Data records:
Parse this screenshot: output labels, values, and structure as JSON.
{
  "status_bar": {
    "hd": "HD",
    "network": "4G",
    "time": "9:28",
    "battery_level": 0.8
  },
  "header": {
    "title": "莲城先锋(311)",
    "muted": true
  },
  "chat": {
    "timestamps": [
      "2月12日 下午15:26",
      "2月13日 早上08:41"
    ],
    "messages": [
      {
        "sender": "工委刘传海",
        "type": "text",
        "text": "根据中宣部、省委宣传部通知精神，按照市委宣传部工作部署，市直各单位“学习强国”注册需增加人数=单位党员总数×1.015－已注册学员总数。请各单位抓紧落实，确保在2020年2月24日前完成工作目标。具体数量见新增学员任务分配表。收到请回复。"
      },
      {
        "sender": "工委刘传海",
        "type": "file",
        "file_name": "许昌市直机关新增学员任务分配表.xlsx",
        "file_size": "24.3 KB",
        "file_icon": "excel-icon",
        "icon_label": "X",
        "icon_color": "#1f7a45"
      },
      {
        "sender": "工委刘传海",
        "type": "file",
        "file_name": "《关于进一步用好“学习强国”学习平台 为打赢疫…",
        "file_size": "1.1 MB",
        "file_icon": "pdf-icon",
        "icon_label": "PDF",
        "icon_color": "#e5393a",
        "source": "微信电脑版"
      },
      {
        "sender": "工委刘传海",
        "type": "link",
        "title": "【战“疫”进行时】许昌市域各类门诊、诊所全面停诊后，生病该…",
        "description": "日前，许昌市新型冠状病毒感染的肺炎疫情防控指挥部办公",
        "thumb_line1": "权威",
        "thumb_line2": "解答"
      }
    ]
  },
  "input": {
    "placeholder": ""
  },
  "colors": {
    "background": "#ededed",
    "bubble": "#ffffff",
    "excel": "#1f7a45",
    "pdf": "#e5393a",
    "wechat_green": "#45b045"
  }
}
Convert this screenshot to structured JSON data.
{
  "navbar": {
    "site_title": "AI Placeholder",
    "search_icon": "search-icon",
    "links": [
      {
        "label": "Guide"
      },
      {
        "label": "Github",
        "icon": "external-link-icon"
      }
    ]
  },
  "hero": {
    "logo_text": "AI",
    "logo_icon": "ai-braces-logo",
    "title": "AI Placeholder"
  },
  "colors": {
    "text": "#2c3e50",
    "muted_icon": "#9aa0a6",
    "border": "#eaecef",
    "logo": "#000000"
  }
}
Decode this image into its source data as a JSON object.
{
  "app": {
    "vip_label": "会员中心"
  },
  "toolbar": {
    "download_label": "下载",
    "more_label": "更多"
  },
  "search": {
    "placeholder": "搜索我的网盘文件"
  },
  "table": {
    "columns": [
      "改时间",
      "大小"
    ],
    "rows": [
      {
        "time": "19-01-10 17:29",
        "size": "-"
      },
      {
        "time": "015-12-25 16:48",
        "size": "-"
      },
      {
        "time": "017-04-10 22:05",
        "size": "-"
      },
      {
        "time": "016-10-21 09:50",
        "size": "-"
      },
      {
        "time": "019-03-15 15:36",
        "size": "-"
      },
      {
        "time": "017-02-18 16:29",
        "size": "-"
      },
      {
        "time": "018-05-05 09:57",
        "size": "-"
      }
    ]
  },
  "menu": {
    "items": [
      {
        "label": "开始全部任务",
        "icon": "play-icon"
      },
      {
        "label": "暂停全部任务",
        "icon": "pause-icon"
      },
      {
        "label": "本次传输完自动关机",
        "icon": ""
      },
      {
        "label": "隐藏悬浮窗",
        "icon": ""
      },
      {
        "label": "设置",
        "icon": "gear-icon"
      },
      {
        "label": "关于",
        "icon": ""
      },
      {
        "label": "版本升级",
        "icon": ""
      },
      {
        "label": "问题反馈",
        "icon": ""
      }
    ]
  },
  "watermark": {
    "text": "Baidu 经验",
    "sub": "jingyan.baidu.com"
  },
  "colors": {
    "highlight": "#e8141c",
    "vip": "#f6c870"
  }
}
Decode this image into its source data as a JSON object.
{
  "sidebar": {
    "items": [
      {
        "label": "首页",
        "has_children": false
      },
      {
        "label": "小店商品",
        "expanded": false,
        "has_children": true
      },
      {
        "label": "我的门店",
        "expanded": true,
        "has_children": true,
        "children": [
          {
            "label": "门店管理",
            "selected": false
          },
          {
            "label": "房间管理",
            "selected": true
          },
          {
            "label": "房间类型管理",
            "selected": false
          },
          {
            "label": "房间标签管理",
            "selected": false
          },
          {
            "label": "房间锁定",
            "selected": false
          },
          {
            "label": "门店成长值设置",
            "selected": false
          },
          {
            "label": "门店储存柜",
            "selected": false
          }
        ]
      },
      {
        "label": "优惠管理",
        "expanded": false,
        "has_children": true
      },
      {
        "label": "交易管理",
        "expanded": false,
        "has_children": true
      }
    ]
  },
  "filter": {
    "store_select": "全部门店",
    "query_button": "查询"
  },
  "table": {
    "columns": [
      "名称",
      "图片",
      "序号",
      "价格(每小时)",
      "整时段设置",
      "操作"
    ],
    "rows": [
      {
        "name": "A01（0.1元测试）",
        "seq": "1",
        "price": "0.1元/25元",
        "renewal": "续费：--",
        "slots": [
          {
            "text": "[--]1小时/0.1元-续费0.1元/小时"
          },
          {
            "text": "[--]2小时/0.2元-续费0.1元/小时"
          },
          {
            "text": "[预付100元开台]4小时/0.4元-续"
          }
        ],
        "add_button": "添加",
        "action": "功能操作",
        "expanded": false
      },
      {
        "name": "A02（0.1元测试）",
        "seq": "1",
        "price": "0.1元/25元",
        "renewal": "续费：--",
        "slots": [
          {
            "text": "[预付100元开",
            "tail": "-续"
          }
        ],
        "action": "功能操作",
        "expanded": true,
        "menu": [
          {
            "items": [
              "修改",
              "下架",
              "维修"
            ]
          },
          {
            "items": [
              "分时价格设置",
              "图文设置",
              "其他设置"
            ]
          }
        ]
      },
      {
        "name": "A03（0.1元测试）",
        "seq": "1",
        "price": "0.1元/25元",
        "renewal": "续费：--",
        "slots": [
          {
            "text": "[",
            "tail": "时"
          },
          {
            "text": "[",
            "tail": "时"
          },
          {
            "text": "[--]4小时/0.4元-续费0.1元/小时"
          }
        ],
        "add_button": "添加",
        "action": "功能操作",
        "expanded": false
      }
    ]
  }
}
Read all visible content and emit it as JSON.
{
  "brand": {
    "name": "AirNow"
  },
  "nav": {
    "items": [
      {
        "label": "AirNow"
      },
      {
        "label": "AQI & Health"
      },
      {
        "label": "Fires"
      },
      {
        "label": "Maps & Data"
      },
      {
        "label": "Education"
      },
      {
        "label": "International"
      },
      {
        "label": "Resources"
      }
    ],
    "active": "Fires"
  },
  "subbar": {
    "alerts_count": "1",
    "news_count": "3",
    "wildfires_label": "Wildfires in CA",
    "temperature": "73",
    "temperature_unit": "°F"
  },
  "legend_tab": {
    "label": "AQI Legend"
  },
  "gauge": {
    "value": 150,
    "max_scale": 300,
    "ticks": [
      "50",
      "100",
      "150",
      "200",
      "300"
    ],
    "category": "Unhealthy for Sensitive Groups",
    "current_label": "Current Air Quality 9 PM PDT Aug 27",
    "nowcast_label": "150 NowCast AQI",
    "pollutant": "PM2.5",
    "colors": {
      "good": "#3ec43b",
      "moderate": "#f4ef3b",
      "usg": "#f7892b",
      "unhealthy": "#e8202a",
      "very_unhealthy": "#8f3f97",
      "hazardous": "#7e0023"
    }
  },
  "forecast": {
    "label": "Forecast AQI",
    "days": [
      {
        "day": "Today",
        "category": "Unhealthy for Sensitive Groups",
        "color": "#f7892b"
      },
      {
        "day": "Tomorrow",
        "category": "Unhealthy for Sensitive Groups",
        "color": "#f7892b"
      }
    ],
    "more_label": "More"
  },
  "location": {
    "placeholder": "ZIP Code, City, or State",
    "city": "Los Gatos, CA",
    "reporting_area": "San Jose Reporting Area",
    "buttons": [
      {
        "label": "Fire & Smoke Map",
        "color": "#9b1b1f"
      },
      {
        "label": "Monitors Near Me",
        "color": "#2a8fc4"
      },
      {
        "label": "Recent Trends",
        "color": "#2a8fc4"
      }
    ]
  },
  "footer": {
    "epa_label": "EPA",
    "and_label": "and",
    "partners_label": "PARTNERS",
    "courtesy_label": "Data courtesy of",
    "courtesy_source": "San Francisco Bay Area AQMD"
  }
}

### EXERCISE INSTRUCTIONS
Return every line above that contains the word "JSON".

### SOLUTION FOR THIS TASK
Parse this screenshot: output labels, values, and structure as JSON.
Convert this screenshot to structured JSON data.
Decode this image into its source data as a JSON object.
Decode this image into its source data as a JSON object.
Read all visible content and emit it as JSON.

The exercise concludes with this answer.